No. Coz all you've succeeded in doing is raise the price of meat to like 500% extra. In one word, INFLATION. Boom. That's why you don't give subsidies willy nilly. Or just simply print more money. (Look where that got Germany in the 20s and 30s. Or even, Malaysia in the dying days of the Japanese Occupation.)
Malaysian ministers dealing with economy and trade take note.
Okay, Malthus goes further. Some would say, well, the working class man would feel richer and go out and buy more stuff, which signals to the market to increase supply. But now it depends on how much the market CAN increase supply. Malthus then supposes that the working class man will, with his new paycheck, decide to take more time off (to ... finish that sentence), which means he becomes less productive than before. Which means the market, in fact, cannot increase its supply. I think this example is assuming full employment. But even if that isn't the case, the point is there are these restraints, limits, things the economy can't do no matter how badly you want it to. The idea is to keep such models simple so that you can see the results of these thought experiments.

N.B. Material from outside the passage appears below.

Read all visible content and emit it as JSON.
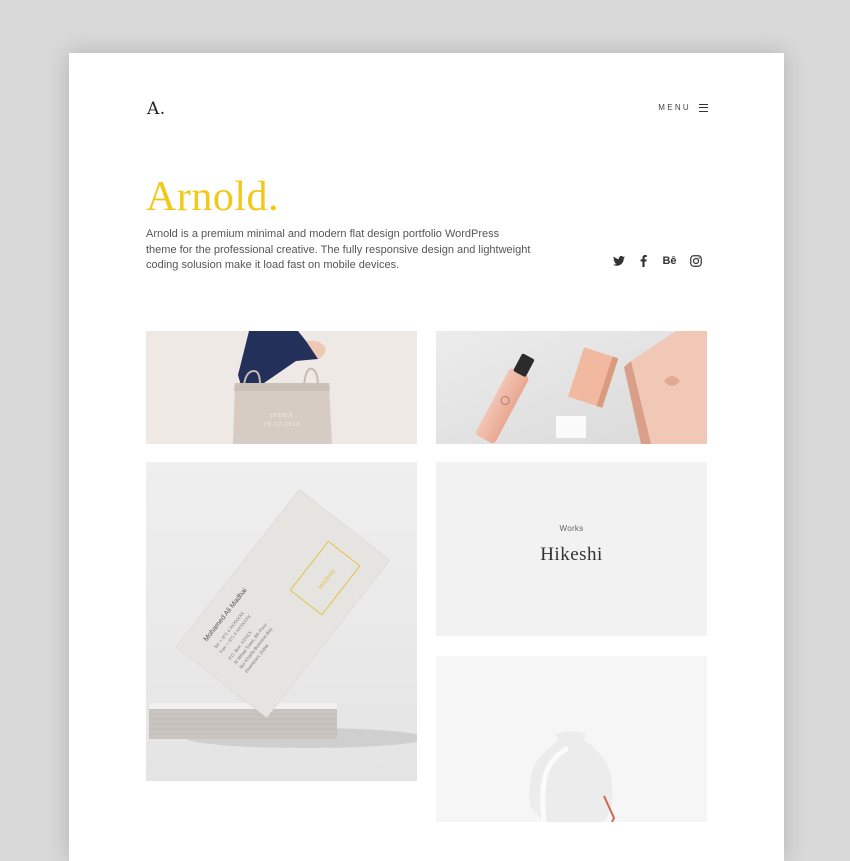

Then Malthus goes on to rail about something very specific to his time (for a few pages, no less) - something about parish assistance to the poor. The point is that it creates a certain dependence (or faith, rather) of the poor on such institutions (but it comes with conditions), that they can always be counted upon to help them in case they're suddenly unemployed or they couldn't afford to feed the family with what they're earn ...